**What this task involves:**
Copy the listing as it is written, and leave each picture out.

· · · · · · ·

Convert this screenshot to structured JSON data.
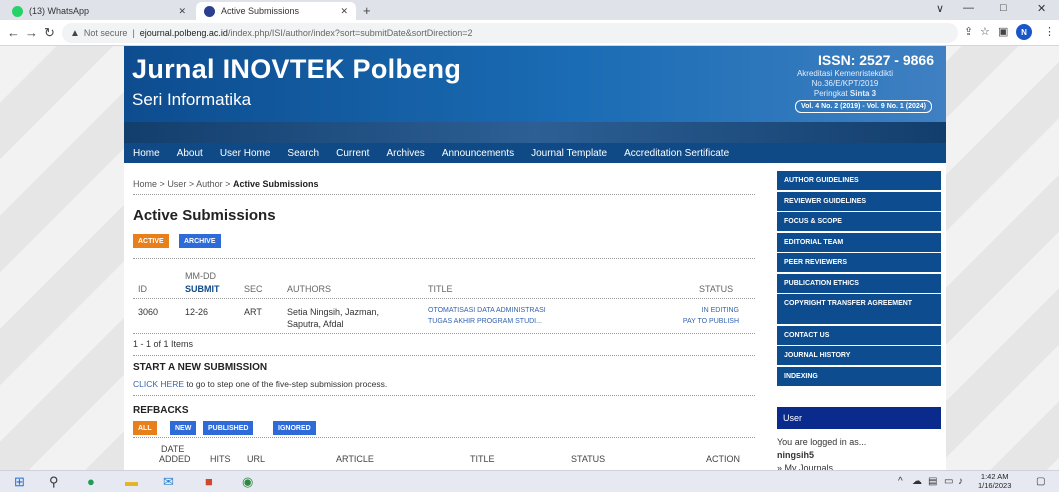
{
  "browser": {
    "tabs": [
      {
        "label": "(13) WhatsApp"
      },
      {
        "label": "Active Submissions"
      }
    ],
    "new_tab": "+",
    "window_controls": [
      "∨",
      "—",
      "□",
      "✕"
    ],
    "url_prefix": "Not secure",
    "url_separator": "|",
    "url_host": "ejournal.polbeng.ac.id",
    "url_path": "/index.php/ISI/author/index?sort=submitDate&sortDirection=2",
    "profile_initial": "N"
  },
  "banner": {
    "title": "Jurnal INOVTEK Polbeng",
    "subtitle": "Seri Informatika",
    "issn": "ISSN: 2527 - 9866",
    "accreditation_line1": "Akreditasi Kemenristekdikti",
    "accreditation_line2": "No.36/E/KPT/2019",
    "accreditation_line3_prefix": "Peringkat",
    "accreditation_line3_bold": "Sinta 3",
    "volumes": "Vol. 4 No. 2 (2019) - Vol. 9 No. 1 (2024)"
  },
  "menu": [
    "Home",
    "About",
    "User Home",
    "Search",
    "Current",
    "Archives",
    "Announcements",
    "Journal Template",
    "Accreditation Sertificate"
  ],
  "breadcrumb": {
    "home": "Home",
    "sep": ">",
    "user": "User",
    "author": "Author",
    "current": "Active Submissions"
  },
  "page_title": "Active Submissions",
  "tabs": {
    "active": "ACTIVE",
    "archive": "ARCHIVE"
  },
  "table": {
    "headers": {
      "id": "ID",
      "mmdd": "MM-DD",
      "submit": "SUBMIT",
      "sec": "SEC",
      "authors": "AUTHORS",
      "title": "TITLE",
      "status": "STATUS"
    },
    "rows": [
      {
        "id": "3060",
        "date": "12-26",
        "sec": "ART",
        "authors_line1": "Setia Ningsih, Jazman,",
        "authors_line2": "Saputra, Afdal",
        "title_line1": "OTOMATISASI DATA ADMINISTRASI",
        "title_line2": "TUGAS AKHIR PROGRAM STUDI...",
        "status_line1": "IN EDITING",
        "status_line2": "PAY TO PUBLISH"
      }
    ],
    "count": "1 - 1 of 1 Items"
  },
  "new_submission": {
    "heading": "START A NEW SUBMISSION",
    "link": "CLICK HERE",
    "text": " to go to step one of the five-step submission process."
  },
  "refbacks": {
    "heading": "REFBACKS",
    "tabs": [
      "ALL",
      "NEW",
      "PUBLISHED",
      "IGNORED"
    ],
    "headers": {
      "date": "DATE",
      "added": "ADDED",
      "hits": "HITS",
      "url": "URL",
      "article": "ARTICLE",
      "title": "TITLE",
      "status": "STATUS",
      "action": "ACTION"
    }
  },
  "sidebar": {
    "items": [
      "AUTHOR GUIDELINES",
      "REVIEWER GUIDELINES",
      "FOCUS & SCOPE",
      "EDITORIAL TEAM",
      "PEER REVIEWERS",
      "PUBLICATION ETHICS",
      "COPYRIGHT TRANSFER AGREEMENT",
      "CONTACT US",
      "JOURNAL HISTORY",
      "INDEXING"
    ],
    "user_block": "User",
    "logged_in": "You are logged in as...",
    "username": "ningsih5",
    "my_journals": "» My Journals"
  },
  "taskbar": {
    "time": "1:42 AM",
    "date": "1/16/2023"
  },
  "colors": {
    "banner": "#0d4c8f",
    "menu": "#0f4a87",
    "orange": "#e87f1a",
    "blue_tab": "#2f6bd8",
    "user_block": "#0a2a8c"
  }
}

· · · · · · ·

**Solved problem:**
Convert this screenshot to structured JSON data.
{
  "browser": {
    "tabs": [
      {
        "label": "(13) WhatsApp"
      },
      {
        "label": "Active Submissions"
      }
    ],
    "new_tab": "+",
    "window_controls": [
      "∨",
      "—",
      "□",
      "✕"
    ],
    "url_prefix": "Not secure",
    "url_separator": "|",
    "url_host": "ejournal.polbeng.ac.id",
    "url_path": "/index.php/ISI/author/index?sort=submitDate&sortDirection=2",
    "profile_initial": "N"
  },
  "banner": {
    "title": "Jurnal INOVTEK Polbeng",
    "subtitle": "Seri Informatika",
    "issn": "ISSN: 2527 - 9866",
    "accreditation_line1": "Akreditasi Kemenristekdikti",
    "accreditation_line2": "No.36/E/KPT/2019",
    "accreditation_line3_prefix": "Peringkat",
    "accreditation_line3_bold": "Sinta 3",
    "volumes": "Vol. 4 No. 2 (2019) - Vol. 9 No. 1 (2024)"
  },
  "menu": [
    "Home",
    "About",
    "User Home",
    "Search",
    "Current",
    "Archives",
    "Announcements",
    "Journal Template",
    "Accreditation Sertificate"
  ],
  "breadcrumb": {
    "home": "Home",
    "sep": ">",
    "user": "User",
    "author": "Author",
    "current": "Active Submissions"
  },
  "page_title": "Active Submissions",
  "tabs": {
    "active": "ACTIVE",
    "archive": "ARCHIVE"
  },
  "table": {
    "headers": {
      "id": "ID",
      "mmdd": "MM-DD",
      "submit": "SUBMIT",
      "sec": "SEC",
      "authors": "AUTHORS",
      "title": "TITLE",
      "status": "STATUS"
    },
    "rows": [
      {
        "id": "3060",
        "date": "12-26",
        "sec": "ART",
        "authors_line1": "Setia Ningsih, Jazman,",
        "authors_line2": "Saputra, Afdal",
        "title_line1": "OTOMATISASI DATA ADMINISTRASI",
        "title_line2": "TUGAS AKHIR PROGRAM STUDI...",
        "status_line1": "IN EDITING",
        "status_line2": "PAY TO PUBLISH"
      }
    ],
    "count": "1 - 1 of 1 Items"
  },
  "new_submission": {
    "heading": "START A NEW SUBMISSION",
    "link": "CLICK HERE",
    "text": " to go to step one of the five-step submission process."
  },
  "refbacks": {
    "heading": "REFBACKS",
    "tabs": [
      "ALL",
      "NEW",
      "PUBLISHED",
      "IGNORED"
    ],
    "headers": {
      "date": "DATE",
      "added": "ADDED",
      "hits": "HITS",
      "url": "URL",
      "article": "ARTICLE",
      "title": "TITLE",
      "status": "STATUS",
      "action": "ACTION"
    }
  },
  "sidebar": {
    "items": [
      "AUTHOR GUIDELINES",
      "REVIEWER GUIDELINES",
      "FOCUS & SCOPE",
      "EDITORIAL TEAM",
      "PEER REVIEWERS",
      "PUBLICATION ETHICS",
      "COPYRIGHT TRANSFER AGREEMENT",
      "CONTACT US",
      "JOURNAL HISTORY",
      "INDEXING"
    ],
    "user_block": "User",
    "logged_in": "You are logged in as...",
    "username": "ningsih5",
    "my_journals": "» My Journals"
  },
  "taskbar": {
    "time": "1:42 AM",
    "date": "1/16/2023"
  },
  "colors": {
    "banner": "#0d4c8f",
    "menu": "#0f4a87",
    "orange": "#e87f1a",
    "blue_tab": "#2f6bd8",
    "user_block": "#0a2a8c"
  }
}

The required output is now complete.